GENEVA (Reuters) - China is lobbying hard to thwart scrutiny of its mass detention camps for Muslim Uighurs in the Xinjiang region at the U.N. Human Rights Council’s main annual session opening on Monday, diplomats and activists said.
Saudi Arabia will face criticism for the murder of journalist Jamal Khashoggi and its failure to cooperate with a U.N.-led inquiry, diplomatic sources said.
And ambassadors from some European countries plan to boycott a speech by Venezuelan Foreign Minister Jorge Arreaza on Tuesday, as more countries back opposition leader Juan Guaido and spurn President Nicolas Maduro, they add.

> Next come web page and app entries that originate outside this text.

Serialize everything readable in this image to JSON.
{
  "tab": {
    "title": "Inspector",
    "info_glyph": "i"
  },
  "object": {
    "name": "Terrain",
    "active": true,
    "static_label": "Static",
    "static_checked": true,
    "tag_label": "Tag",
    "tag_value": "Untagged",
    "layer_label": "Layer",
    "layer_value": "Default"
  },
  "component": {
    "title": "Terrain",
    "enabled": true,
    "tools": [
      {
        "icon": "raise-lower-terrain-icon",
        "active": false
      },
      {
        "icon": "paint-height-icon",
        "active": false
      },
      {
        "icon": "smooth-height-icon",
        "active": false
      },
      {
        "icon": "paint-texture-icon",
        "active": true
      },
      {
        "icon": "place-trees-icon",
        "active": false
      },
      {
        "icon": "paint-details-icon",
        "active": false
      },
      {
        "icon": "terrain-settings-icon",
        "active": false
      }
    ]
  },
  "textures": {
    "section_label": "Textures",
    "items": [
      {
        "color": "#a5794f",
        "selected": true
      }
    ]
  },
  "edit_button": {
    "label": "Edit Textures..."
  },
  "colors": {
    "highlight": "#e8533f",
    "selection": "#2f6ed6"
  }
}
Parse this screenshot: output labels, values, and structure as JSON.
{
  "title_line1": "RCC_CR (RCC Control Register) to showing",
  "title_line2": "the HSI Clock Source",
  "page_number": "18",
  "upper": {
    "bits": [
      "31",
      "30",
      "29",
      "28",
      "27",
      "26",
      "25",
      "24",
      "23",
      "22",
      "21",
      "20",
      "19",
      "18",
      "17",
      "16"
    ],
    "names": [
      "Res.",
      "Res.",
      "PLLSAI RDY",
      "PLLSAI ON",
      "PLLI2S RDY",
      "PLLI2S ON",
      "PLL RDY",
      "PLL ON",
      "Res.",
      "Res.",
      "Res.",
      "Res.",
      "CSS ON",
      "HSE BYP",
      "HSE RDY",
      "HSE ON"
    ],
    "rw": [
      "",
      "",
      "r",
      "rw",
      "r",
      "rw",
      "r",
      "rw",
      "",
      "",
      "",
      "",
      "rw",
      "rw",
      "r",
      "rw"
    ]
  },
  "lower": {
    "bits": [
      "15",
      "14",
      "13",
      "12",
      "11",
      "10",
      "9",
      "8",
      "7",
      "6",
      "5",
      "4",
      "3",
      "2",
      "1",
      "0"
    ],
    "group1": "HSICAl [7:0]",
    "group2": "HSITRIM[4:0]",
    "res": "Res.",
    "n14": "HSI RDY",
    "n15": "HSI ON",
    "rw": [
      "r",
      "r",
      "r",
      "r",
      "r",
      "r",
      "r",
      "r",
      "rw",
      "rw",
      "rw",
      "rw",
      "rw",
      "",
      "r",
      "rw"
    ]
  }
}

Western countries look to Turkey and other members of the Organization of Islamic Cooperation (OIC) to shine a spotlight on what China calls re-education and training facilities. U.N. experts say the camps hold a million Uighurs, who speak a Turkic language, and other Muslims. China has rejected accusations of mistreatment.
While the 47-member Council’s resolutions are not binding, all countries work hard to avoid its “naming and shaming”. China is especially sensitive to criticism, which it views as interference.
Turkey, whose foreign minister Mevlut Cavusoglu is due to address the Geneva forum on Monday, urged China this month to close its camps, calling them a “great shame for humanity”.
“It’s up to the OIC. If they don’t take the lead, it’s very hard for other countries,” one Asian ambassador told Reuters.
Activists have urged European and Muslim nations to take the lead in establishing a U.N. investigation into the detentions and what they call “forced indoctrination”.
John Fisher of Human Rights Watch said: “We are encouraged that everybody we speak with shares the concern at China’s sweeping violations in Xinjiang, and agrees that China must be held to the same standard as everyone else, that there is a need for collective action, and that the time to act is now.”
But diplomatic sources said that there was no sign that any country would present a resolution on China, although delegations were preparing to raise the issue in statements.
Meanwhile China has failed to block Tibetan and Uighur activists from taking part in the four-week session.
A letter from China’s mission in Geneva, seen by Reuters, urges the United Nations not to allow 15 activists - including the Dalai Lama and Dolkun Isa, president of the exiled World Uighur Congress - to attend. The request was rejected, U.N. sources said.
China is also organizing a photo exhibit at the U.N. in Geneva with some 90 photos, many of smiling Uighurs, they add.
U.N. rights investigators on Iran, Myanmar and North Korea are to present annual reports. Their mandates are expected to be renewed, despite the United States having quit the forum last year over a perceived anti-Israel bias, diplomats said.
A U.N. report on Israel’s use of force against Palestinian protestors in Gaza last year is to be issued, while a U.N. report on a database of companies active in the Gaza Strip may be delayed again, they said.
Reporting by Stephanie Nebehay; Editing by Frances Kerry